» **THE INPUT**:
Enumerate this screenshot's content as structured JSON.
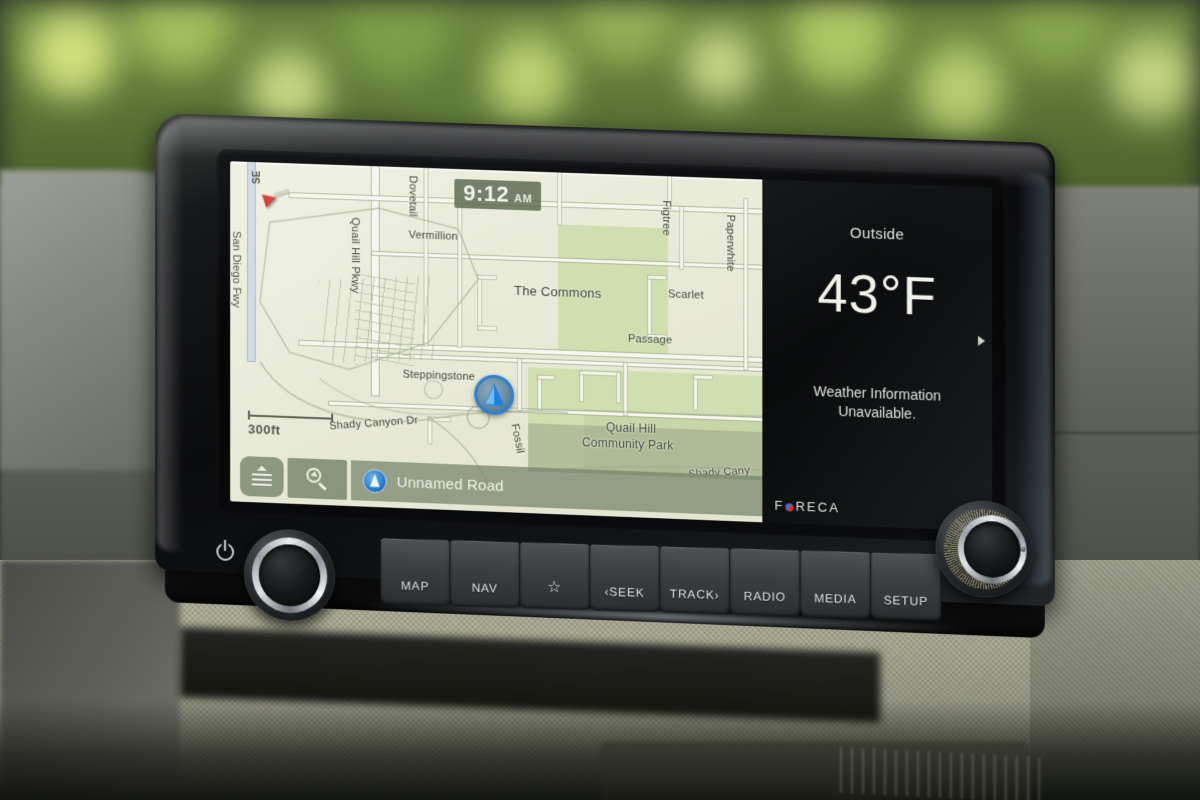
{
  "screen": {
    "clock": {
      "time": "9:12",
      "period": "AM"
    },
    "compass": {
      "direction": "SE"
    },
    "scale": {
      "label": "300ft"
    },
    "current_road": "Unnamed Road",
    "toolbar": {
      "menu_icon": "menu-icon",
      "search_icon": "search-icon",
      "road_icon": "navigation-arrow-icon"
    },
    "map_labels": {
      "highway_left": "San Diego Fwy",
      "quail_hill_pkwy": "Quail Hill Pkwy",
      "vermillion": "Vermillion",
      "the_commons": "The Commons",
      "scarlet": "Scarlet",
      "passage": "Passage",
      "figtree": "Figtree",
      "paperwhite": "Paperwhite",
      "dovetail": "Dovetail",
      "steppingstone": "Steppingstone",
      "shady_canyon_dr": "Shady Canyon Dr",
      "shady_canyon_short": "Shady Cany",
      "fossil": "Fossil",
      "quail_hill_park_line1": "Quail Hill",
      "quail_hill_park_line2": "Community Park"
    },
    "weather": {
      "title": "Outside",
      "temperature": "43°F",
      "message_line1": "Weather Information",
      "message_line2": "Unavailable.",
      "brand_prefix": "F",
      "brand_suffix": "RECA",
      "next_chevron": "chevron-right-icon"
    }
  },
  "hardware": {
    "buttons": [
      {
        "label": "MAP",
        "name": "map-button"
      },
      {
        "label": "NAV",
        "name": "nav-button"
      },
      {
        "label": "☆",
        "name": "favorites-button"
      },
      {
        "label": "‹SEEK",
        "name": "seek-button"
      },
      {
        "label": "TRACK›",
        "name": "track-button"
      },
      {
        "label": "RADIO",
        "name": "radio-button"
      },
      {
        "label": "MEDIA",
        "name": "media-button"
      },
      {
        "label": "SETUP",
        "name": "setup-button"
      }
    ],
    "power_knob": "power-volume-knob",
    "tune_knob": "tune-scroll-knob",
    "power_icon": "power-icon"
  },
  "colors": {
    "map_background": "#e9ebd9",
    "park_green": "#cfdeae",
    "road_white": "#f6f7ee",
    "highway_blue": "#cfd9e6",
    "ui_green": "#74826 8",
    "accent_blue": "#2f7fd0",
    "compass_red": "#d2342a",
    "panel_black": "#0b0c0d",
    "text_light": "#f0f2ea"
  }
}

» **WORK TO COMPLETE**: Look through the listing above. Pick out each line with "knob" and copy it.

» **REPLY TO THE TASK**:
    "power_knob": "power-volume-knob",
    "tune_knob": "tune-scroll-knob",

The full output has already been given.